Exercise instructions: All lines in the material below that contain "description" should be located and copied.

Material supplied:

- Opening Delimiter -

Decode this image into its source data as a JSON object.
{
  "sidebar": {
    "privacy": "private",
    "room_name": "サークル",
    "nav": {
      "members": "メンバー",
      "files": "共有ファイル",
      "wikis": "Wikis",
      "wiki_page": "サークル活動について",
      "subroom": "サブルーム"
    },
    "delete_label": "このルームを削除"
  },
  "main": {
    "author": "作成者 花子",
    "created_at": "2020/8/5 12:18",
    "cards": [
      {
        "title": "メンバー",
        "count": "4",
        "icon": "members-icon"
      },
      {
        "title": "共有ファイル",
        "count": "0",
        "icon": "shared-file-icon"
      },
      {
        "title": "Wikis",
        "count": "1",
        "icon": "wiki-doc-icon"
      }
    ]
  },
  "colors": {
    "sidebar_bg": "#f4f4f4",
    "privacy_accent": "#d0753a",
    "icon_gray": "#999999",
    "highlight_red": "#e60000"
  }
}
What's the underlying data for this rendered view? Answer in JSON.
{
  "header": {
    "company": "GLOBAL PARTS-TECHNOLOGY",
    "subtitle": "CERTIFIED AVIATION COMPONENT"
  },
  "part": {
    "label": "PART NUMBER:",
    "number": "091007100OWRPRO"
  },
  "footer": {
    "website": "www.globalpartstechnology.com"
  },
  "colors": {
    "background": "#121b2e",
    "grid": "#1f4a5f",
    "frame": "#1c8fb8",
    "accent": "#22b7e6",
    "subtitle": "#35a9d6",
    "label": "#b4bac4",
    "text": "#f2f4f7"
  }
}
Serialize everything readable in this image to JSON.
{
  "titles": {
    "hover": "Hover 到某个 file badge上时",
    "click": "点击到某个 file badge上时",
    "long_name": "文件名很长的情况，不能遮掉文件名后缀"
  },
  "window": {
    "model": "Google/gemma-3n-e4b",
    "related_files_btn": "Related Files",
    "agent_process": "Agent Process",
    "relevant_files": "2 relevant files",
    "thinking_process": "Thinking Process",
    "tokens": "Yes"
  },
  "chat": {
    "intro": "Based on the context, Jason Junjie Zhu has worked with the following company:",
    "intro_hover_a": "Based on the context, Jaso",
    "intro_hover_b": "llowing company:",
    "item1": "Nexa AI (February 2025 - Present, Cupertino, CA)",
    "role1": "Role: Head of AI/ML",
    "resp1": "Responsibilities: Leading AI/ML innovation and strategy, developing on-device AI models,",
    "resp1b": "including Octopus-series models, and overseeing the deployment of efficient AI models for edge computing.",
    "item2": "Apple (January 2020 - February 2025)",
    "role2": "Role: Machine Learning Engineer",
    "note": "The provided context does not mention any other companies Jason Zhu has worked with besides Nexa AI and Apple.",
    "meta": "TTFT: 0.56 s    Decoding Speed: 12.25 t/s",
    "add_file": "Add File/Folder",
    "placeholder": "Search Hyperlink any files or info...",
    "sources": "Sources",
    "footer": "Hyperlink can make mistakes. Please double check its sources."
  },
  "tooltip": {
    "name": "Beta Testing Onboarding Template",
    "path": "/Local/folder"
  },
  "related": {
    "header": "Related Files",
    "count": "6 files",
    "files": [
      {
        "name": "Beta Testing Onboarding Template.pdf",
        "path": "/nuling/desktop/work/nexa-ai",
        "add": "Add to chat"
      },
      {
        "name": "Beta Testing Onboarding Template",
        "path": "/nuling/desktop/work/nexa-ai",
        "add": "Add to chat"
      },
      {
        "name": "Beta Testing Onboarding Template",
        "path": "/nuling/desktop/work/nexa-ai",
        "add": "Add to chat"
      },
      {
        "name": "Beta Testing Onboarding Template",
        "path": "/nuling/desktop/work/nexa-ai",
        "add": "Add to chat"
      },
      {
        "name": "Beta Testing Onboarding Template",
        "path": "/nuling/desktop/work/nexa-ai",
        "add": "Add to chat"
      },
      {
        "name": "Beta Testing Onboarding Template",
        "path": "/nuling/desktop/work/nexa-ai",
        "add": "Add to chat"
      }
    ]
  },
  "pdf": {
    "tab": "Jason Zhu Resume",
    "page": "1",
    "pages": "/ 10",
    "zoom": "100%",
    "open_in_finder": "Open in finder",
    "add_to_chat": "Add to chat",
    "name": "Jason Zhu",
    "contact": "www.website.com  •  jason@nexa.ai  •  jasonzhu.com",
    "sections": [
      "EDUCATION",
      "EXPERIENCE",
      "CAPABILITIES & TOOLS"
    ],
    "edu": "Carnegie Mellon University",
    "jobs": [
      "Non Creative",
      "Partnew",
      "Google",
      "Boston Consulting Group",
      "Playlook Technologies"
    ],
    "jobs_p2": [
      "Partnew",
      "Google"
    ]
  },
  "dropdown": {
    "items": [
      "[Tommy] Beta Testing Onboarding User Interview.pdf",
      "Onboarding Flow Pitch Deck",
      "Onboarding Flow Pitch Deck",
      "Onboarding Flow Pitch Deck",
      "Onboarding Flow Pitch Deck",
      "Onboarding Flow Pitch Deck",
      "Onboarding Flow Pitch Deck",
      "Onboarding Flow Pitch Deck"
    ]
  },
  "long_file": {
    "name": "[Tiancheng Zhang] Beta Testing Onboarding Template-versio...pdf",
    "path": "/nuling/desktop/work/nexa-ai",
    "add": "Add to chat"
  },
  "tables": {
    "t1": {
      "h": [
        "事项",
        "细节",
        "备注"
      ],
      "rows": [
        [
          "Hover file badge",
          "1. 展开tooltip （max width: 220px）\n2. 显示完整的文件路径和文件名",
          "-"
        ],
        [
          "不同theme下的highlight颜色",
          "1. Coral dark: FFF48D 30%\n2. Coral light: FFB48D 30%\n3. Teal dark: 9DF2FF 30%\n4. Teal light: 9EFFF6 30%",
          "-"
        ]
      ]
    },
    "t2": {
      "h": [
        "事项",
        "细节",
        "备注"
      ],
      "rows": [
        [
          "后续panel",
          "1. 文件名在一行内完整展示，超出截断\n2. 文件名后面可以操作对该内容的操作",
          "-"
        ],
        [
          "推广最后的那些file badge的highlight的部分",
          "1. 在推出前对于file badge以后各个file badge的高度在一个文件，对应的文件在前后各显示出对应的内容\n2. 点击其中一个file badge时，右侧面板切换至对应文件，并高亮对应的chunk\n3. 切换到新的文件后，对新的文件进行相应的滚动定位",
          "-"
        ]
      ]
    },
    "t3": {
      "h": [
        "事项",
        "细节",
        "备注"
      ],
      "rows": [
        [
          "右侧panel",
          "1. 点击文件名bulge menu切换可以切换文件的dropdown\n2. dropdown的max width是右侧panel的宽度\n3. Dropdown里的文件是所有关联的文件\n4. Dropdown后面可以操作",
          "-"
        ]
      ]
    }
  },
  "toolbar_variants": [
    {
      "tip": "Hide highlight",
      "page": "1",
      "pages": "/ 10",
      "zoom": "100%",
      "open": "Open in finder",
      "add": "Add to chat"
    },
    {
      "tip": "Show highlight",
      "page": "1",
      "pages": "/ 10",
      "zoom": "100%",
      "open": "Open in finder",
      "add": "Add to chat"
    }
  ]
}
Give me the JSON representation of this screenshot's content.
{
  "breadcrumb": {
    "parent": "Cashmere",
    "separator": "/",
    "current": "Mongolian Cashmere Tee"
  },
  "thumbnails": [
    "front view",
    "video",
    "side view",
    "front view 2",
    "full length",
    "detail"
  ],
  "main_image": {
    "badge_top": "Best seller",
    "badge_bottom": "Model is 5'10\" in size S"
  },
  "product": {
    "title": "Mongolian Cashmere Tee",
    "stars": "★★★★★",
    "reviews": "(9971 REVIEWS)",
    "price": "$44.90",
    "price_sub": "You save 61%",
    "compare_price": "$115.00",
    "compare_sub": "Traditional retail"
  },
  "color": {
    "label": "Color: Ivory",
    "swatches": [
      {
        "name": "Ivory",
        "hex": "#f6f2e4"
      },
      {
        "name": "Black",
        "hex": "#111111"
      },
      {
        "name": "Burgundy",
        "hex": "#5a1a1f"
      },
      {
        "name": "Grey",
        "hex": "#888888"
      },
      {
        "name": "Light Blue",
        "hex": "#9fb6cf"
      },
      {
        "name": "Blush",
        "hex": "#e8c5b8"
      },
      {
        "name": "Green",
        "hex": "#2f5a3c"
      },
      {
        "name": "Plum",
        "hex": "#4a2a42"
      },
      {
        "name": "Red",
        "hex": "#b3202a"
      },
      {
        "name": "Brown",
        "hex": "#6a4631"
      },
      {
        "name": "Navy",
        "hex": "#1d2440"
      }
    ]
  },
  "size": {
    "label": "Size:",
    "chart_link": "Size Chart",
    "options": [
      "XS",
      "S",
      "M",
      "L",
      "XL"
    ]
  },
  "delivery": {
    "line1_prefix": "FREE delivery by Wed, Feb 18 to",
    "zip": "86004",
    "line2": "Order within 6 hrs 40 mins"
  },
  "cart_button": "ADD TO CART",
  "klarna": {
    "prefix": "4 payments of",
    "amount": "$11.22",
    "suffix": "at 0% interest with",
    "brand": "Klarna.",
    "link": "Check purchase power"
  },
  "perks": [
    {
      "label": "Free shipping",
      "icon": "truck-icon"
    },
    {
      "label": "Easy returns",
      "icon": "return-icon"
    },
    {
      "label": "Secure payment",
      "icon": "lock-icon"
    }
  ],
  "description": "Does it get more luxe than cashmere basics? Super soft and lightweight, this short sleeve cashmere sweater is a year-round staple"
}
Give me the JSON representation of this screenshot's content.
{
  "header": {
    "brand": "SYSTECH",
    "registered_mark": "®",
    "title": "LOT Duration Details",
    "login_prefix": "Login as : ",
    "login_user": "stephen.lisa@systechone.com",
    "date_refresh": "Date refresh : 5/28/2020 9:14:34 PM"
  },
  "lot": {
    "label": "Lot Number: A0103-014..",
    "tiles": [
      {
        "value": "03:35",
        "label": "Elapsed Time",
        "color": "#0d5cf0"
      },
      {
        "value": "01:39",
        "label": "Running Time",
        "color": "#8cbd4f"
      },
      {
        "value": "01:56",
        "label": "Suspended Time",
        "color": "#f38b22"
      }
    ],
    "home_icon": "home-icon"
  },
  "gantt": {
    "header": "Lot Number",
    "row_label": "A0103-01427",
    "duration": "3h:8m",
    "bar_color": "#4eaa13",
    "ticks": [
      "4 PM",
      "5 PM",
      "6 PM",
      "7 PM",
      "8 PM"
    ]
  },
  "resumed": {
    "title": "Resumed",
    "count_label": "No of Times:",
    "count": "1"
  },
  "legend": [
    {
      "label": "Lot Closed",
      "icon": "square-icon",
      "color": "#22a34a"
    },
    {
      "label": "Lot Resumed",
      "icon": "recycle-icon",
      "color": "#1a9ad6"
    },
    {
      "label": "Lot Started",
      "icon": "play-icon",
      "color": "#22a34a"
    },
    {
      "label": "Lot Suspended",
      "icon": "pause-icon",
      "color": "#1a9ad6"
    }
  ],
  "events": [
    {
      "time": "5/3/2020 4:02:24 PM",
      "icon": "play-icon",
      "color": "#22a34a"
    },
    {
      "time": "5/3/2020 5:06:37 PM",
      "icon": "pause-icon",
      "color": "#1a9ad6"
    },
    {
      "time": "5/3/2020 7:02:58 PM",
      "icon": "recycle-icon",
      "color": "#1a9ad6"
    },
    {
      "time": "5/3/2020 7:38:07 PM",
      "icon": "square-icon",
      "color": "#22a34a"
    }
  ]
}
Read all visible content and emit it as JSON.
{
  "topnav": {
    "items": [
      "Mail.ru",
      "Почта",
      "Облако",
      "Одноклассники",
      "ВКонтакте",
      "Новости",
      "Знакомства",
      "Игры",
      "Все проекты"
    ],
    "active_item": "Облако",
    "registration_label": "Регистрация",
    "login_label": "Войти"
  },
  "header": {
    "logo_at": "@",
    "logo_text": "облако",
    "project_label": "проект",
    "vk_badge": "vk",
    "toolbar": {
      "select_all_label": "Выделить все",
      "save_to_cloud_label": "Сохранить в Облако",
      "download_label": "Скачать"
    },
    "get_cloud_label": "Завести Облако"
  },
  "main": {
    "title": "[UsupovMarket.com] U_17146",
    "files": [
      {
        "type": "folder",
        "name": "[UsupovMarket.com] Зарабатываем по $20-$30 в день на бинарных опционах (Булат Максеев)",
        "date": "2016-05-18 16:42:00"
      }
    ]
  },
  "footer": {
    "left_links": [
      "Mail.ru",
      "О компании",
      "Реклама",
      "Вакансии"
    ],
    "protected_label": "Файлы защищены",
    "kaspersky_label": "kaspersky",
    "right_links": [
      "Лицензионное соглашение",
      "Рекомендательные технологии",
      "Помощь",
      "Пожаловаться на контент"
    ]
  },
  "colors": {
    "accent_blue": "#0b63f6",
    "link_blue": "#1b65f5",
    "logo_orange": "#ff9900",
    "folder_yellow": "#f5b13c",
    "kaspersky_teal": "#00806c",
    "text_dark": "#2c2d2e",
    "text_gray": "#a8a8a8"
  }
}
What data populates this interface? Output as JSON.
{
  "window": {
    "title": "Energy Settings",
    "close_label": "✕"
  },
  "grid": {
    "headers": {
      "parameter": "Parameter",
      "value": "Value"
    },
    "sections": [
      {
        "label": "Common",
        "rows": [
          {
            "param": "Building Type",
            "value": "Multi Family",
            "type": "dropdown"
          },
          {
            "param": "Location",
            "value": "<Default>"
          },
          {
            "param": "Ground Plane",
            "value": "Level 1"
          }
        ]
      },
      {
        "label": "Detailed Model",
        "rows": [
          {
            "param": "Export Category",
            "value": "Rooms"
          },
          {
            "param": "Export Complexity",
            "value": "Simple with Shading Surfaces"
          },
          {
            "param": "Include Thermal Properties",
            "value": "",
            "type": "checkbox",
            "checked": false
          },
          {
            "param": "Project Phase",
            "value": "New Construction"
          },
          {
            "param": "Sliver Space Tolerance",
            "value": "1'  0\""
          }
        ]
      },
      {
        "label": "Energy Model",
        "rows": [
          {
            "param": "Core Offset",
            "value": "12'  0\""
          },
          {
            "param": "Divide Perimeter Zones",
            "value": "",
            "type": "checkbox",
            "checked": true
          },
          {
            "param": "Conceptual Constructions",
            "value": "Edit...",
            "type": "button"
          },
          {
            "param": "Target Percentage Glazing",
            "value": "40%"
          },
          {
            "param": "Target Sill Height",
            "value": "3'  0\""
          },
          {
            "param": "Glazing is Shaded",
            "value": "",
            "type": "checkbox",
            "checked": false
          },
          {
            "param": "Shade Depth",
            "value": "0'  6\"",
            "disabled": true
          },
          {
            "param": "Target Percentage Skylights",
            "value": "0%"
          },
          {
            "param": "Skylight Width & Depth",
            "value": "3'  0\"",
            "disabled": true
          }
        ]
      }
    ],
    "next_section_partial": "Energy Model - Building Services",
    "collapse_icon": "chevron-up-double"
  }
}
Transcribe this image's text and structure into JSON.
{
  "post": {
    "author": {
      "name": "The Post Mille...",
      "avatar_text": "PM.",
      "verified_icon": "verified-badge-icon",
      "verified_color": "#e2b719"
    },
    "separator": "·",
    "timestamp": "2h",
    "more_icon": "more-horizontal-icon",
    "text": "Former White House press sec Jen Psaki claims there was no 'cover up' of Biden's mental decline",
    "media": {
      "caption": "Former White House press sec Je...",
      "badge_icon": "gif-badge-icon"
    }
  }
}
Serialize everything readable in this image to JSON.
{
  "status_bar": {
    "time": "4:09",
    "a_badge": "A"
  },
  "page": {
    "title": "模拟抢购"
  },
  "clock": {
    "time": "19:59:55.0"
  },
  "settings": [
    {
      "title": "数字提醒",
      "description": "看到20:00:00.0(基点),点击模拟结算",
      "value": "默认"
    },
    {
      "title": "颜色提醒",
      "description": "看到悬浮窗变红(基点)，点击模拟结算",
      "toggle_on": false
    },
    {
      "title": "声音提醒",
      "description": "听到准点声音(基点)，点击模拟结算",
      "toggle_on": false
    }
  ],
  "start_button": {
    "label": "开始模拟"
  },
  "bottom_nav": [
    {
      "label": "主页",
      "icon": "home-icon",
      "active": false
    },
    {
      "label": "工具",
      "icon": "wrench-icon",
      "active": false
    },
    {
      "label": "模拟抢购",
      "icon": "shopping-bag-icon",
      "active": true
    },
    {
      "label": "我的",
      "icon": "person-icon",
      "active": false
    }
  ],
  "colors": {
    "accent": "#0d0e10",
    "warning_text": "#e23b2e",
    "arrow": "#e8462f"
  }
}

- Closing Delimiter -

Exercise solution:
  "description": "Does it get more luxe than cashmere basics? Super soft and lightweight, this short sleeve cashmere sweater is a year-round staple"
      "description": "看到20:00:00.0(基点),点击模拟结算",
      "description": "看到悬浮窗变红(基点)，点击模拟结算",
      "description": "听到准点声音(基点)，点击模拟结算",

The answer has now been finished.